For the past few weeks things have felt a bit like a pinball game: We’ve just been ricocheting from event to event. It was all fun, but there was a long list of tasks to do and places to be and parties to hit in the course of a few weeks. We’ve just had to sail along. Go with the flow, you could say.
I made a note to myself weeks ago in yoga class about flow. The word Anusara means “flowing with grace,” which is different from just going where the wind takes you. It suggests intent, or, as we discussed in class, being in the flow, instead of simply going with it. It’s a choice, an active decision, not just a passive motion.
I’ve not generally been a person who has easily gone with the flow. Motherhood has made me a lot more flexible, more relaxed about schedules changing, expectations not being met, problems coming up at the last minute.
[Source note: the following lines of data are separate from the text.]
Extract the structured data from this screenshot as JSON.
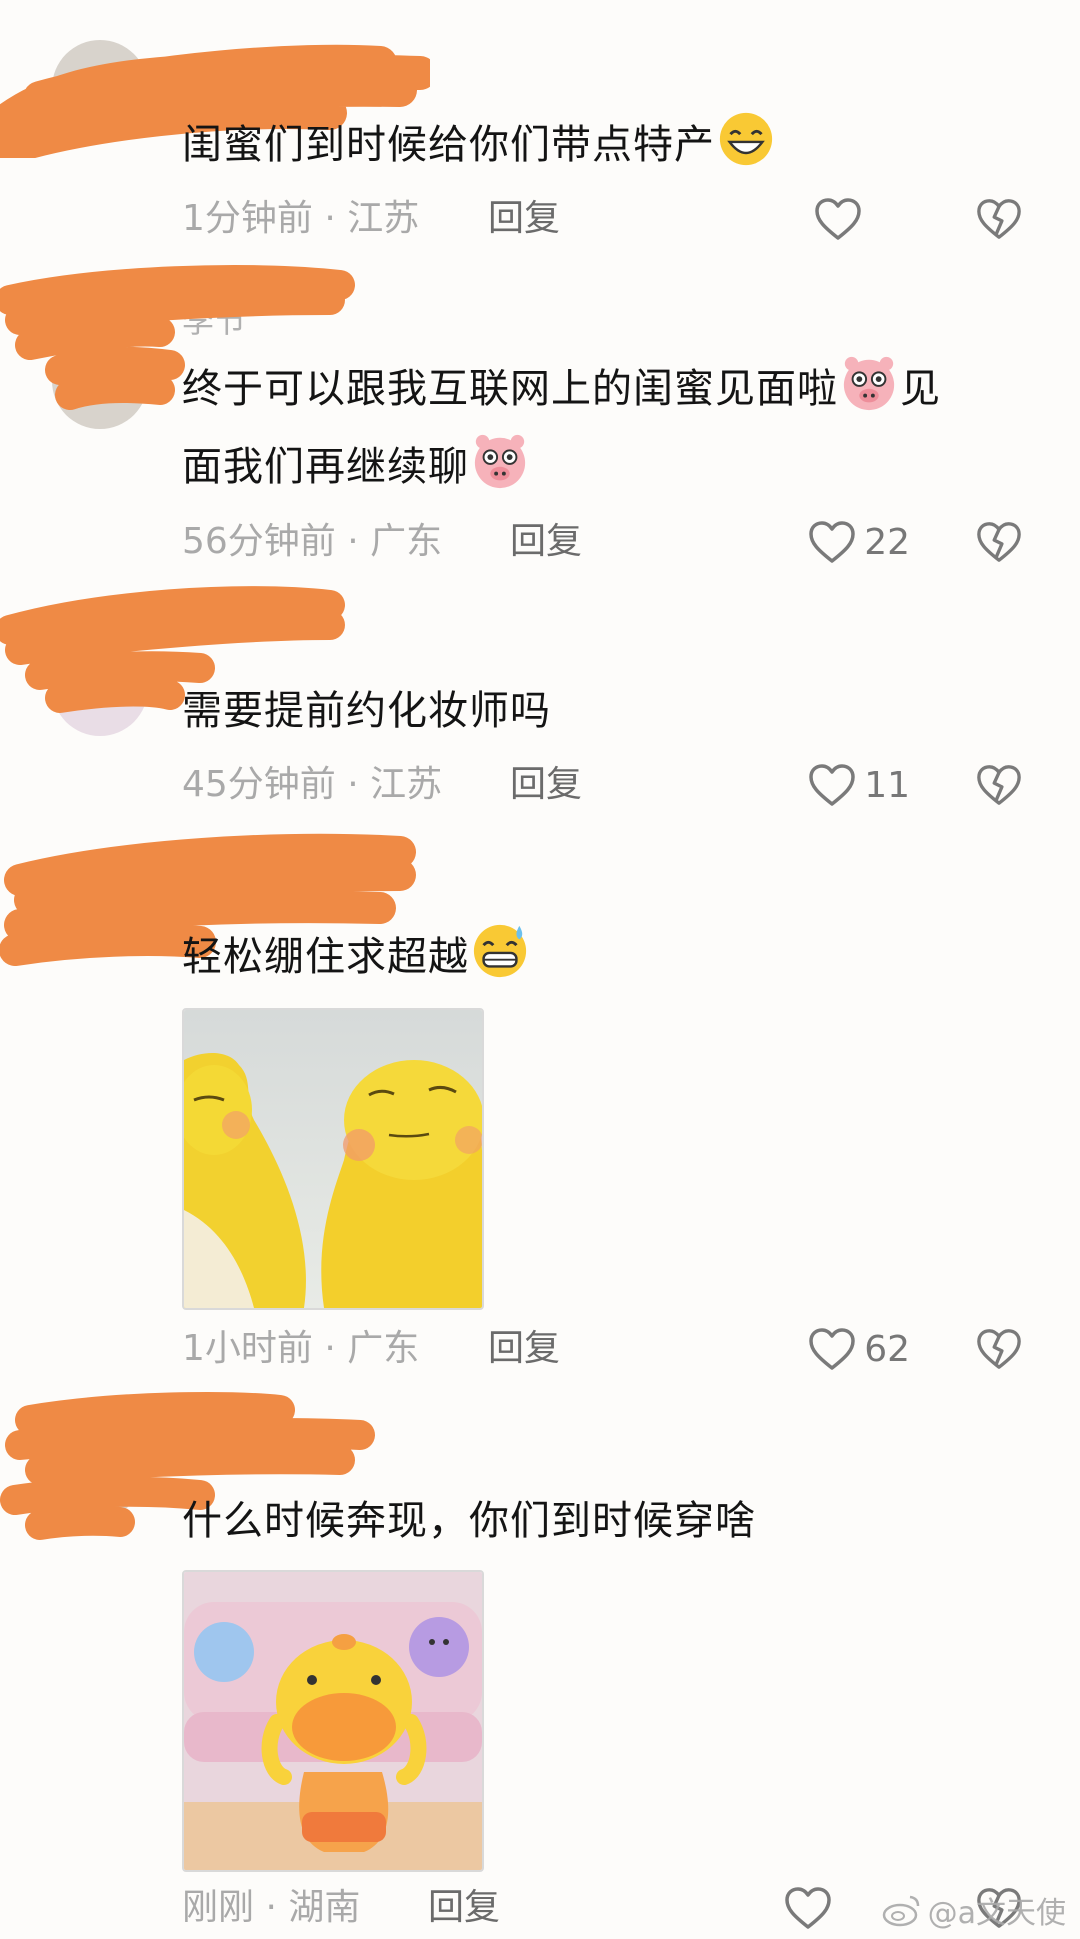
{
  "comments": [
    {
      "text": "闺蜜们到时候给你们带点特产",
      "emoji_icon": "grinning-face-emoji",
      "time": "1分钟前",
      "location": "江苏",
      "separator": "·",
      "reply": "回复",
      "likes": ""
    },
    {
      "text_part1": "终于可以跟我互联网上的闺蜜见面啦",
      "emoji_icon": "pig-face-emoji",
      "text_part2": "见",
      "text_part3": "面我们再继续聊",
      "username_fragment": "李节",
      "time": "56分钟前",
      "location": "广东",
      "separator": "·",
      "reply": "回复",
      "likes": "22"
    },
    {
      "text": "需要提前约化妆师吗",
      "time": "45分钟前",
      "location": "江苏",
      "separator": "·",
      "reply": "回复",
      "likes": "11"
    },
    {
      "text": "轻松绷住求超越",
      "emoji_icon": "grimacing-sweat-emoji",
      "picture_icon": "yellow-creatures-sticker-image",
      "time": "1小时前",
      "location": "广东",
      "separator": "·",
      "reply": "回复",
      "likes": "62"
    },
    {
      "text": "什么时候奔现，你们到时候穿啥",
      "picture_icon": "orange-duck-sticker-image",
      "time": "刚刚",
      "location": "湖南",
      "separator": "·",
      "reply": "回复",
      "likes": ""
    }
  ],
  "watermark": "@a文天使",
  "colors": {
    "background": "#fdfcfa",
    "scribble": "#ef8a45",
    "meta_text": "#a9a9a9",
    "icon_grey": "#777777"
  }
}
I’m better at flowing. But I really like the concept of being in the flow instead of just going with it. We can’t control every single thing that happens each day, and it’s probably best that we don’t try, for the most part. But that doesn’t mean we can’t be active participants in the flow of life around us. We don’t have to just bob around in the sea and hope for the best. You don’t want to be too rigid, but you don’t want to be slack, either.
So, that’s the balance to achieve.
I wrote here last about my frustration with not being able to kick up into handstand. This past week I got annoyed with myself for the same reasons when I was unable to kick into a forearm stand. The letting go is tough for me, perhaps because I’m coming from so far in the other direction. Maybe I’m still working on the structure part, on that part of being in the flow, and it’s simply a matter of time. I do know that’s true, even if sometimes I fall into my old self-defeating attitude.
When I got down on myself in class this week, my friend Rachel said to me, “Don’t get so frustrated — it’s only yoga!” That made me laugh. I put a lot of stock in my poses because I feel like they reflect the state of the rest of my life so much. But her advice is something to apply across the board. Even if I don’t feel I’m to the letting go part yet, I can definitely let myself be in the flow. That actually feels better to me than just going with it.